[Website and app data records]
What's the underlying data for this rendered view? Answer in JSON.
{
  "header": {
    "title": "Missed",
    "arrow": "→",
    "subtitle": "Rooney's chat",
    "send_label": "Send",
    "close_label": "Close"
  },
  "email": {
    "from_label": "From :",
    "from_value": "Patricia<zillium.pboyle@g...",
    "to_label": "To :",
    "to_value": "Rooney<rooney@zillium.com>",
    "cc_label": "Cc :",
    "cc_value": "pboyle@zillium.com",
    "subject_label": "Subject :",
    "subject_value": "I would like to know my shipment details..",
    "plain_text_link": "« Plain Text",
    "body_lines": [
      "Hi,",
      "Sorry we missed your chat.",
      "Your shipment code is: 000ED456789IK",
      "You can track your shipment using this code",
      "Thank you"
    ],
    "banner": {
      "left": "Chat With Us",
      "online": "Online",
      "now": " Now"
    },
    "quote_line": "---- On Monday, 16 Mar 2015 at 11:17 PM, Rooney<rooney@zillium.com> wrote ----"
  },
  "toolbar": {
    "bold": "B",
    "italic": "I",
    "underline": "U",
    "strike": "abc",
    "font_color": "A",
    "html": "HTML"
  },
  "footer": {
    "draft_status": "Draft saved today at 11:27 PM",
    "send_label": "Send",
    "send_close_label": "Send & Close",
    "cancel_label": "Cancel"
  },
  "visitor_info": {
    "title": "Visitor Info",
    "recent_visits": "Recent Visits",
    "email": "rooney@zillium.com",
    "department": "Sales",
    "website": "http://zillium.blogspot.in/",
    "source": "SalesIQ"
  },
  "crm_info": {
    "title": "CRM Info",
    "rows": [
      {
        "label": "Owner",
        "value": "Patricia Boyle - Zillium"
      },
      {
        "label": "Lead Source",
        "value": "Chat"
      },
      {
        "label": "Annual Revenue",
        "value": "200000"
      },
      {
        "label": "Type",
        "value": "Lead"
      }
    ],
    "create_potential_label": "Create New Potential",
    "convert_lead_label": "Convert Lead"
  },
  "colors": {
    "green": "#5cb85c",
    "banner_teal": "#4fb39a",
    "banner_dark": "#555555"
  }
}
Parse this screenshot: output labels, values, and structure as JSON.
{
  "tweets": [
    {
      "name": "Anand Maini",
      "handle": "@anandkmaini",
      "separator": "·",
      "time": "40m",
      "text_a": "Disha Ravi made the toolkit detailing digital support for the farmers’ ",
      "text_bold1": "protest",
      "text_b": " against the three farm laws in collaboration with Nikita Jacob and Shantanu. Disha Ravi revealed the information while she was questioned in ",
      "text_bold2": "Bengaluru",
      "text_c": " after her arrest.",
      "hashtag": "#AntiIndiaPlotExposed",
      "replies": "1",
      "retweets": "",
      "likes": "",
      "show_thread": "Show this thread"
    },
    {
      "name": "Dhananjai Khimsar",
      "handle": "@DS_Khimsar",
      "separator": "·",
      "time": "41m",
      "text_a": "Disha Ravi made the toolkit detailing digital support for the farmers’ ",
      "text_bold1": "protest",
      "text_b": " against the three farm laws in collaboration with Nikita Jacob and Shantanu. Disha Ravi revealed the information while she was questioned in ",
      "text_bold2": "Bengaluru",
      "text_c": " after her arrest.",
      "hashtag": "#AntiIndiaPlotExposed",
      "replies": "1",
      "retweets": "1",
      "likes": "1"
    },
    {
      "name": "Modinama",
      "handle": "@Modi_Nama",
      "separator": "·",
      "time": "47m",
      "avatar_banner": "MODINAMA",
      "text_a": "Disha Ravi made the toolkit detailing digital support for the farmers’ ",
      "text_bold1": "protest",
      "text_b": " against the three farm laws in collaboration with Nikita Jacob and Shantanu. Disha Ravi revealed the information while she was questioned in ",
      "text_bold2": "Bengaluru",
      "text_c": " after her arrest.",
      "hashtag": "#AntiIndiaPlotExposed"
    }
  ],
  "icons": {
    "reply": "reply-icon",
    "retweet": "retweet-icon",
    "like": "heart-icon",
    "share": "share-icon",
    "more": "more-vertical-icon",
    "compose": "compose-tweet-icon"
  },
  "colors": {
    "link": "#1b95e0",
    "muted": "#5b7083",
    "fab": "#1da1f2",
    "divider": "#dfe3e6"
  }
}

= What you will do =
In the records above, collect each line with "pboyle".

= Solution =
    "from_value": "Patricia<zillium.pboyle@g...",
    "cc_value": "pboyle@zillium.com",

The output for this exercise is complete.